Nepal Airlines has repeatedly said that the Chinese-made planes were causing heavy losses ever since they were acquired between 2014 and 2018 and that it wants to remove them to stop further losses.

The finance ministry, the owner of the planes, gave the green signal to Nepal Airlines last month to lease out or sell the planes.

In July last year, the board of directors of Nepal Airlines unanimously decided to stop flying the Chinese planes as they cost more money to operate than they brought in.

Five months after the decision, in December 2020, the national flag carrier had submitted four options to its line ministry--Civil Aviation Ministry--to get rid of the six inefficient Chinese aircraft in its fleet.

The first option was to ask the aircraft manufacturers to buy back the planes by evaluating their existing worthiness.

The second option presented by the flag carrier was to lease out the planes to interested Nepali operators on either a long-term or a short-term basis.

The third alternative was to auction off the planes through a global competitive bidding process.

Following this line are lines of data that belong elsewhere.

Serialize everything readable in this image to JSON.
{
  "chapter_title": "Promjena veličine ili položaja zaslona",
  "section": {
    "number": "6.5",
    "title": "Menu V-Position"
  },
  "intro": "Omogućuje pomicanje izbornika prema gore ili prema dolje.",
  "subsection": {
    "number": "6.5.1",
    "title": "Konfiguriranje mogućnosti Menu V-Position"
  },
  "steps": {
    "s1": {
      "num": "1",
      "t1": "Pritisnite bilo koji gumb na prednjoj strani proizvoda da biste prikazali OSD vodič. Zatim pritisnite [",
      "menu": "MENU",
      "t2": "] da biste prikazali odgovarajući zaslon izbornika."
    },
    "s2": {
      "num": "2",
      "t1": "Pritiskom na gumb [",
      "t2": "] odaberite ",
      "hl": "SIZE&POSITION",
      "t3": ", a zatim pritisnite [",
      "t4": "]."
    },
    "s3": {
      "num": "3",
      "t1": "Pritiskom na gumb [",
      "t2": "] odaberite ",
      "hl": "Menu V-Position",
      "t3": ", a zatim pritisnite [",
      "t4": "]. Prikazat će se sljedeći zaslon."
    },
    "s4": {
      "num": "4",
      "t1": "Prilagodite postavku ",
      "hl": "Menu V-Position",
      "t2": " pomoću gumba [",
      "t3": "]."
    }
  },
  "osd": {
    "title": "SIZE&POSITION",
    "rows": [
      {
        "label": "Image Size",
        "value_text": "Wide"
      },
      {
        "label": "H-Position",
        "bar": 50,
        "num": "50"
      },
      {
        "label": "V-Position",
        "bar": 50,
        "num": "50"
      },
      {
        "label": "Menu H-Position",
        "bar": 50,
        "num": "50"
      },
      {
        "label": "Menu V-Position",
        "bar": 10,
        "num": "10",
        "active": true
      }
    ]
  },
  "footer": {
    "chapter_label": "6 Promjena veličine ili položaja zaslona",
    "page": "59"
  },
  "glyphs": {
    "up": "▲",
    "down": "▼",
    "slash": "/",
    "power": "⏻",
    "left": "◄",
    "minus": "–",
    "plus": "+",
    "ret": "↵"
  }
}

The fourth option was to look for Chinese or international companies or banks interested in buying or leasing them. (ANI)